Lew serves as chair of the FSOC, the collective of financial regulatory agency heads established by the Dodd-Frank financial reform act to try to bring collective thinking and action to prevent another crisis in the financial system.
At an FSOC session, Lew and Federal Reserve Chairman Janet Yellen defended the council’s entry into asset management oversight.
Yellen said it is appropriate for FSOC to explore the risk of asset management companies and activities since the industry is playing an increasing larger role in the financial sector.
Lew noted that just because FSOC is looking for dangerous systemic risks within asset managers, it doesn’t mean the agency will find any.
If the agency didn’t probe for systemic risk in the sector, it would be shirking its responsibility, he argued.
Congressional Republicans and members of their party on the commission have argued that the FSOC has barged into the Security and Exchange Commission’s turf on asset management oversight. They argue that the SEC is the regulator of mutual and private funds and that the agency’s staff has more expertise on the industry than do the other regulators.
In late October, the House Financial Services Committee held a hearing that was basically an hours-long attack on FSOC for the alleged improper intrusion.
Both the sole Republican on the commission, Michael Piwowar, and the recently departed Republican commissioner, Daniel Gallagher, have repeatedly criticized the FSOC for usurping SEC authority in this area.

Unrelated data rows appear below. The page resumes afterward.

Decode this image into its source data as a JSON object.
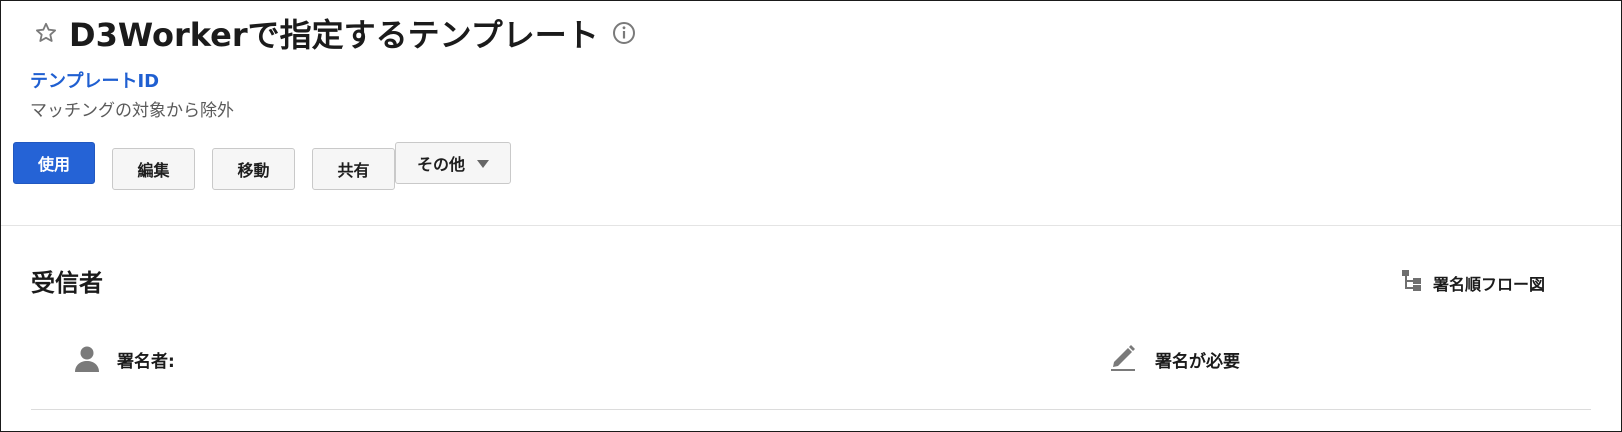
{
  "header": {
    "title": "D3Workerで指定するテンプレート",
    "template_id_label": "テンプレートID",
    "template_desc": "マッチングの対象から除外",
    "favorite_icon": "star-outline-icon",
    "info_icon": "info-circle-icon"
  },
  "toolbar": {
    "use_label": "使用",
    "edit_label": "編集",
    "move_label": "移動",
    "share_label": "共有",
    "more_label": "その他"
  },
  "recipients": {
    "section_title": "受信者",
    "flow_label": "署名順フロー図",
    "flow_icon": "hierarchy-tree-icon",
    "items": [
      {
        "role_label": "署名者:",
        "role_icon": "person-icon",
        "action_label": "署名が必要",
        "action_icon": "pen-icon"
      }
    ]
  },
  "colors": {
    "primary": "#2563d6",
    "link": "#1f5fd1",
    "icon_gray": "#7a7a7a",
    "text": "#1b1b1b"
  }
}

On cyber security, another issue addressed at the FSOC session, Amias Gerety, acting assistant treasury secretary for financial institutions, said the Federal Financial Institutions Examination Council will be releasing an “exercise” in a box early next year that will help large and small companies test their cyber protection readiness.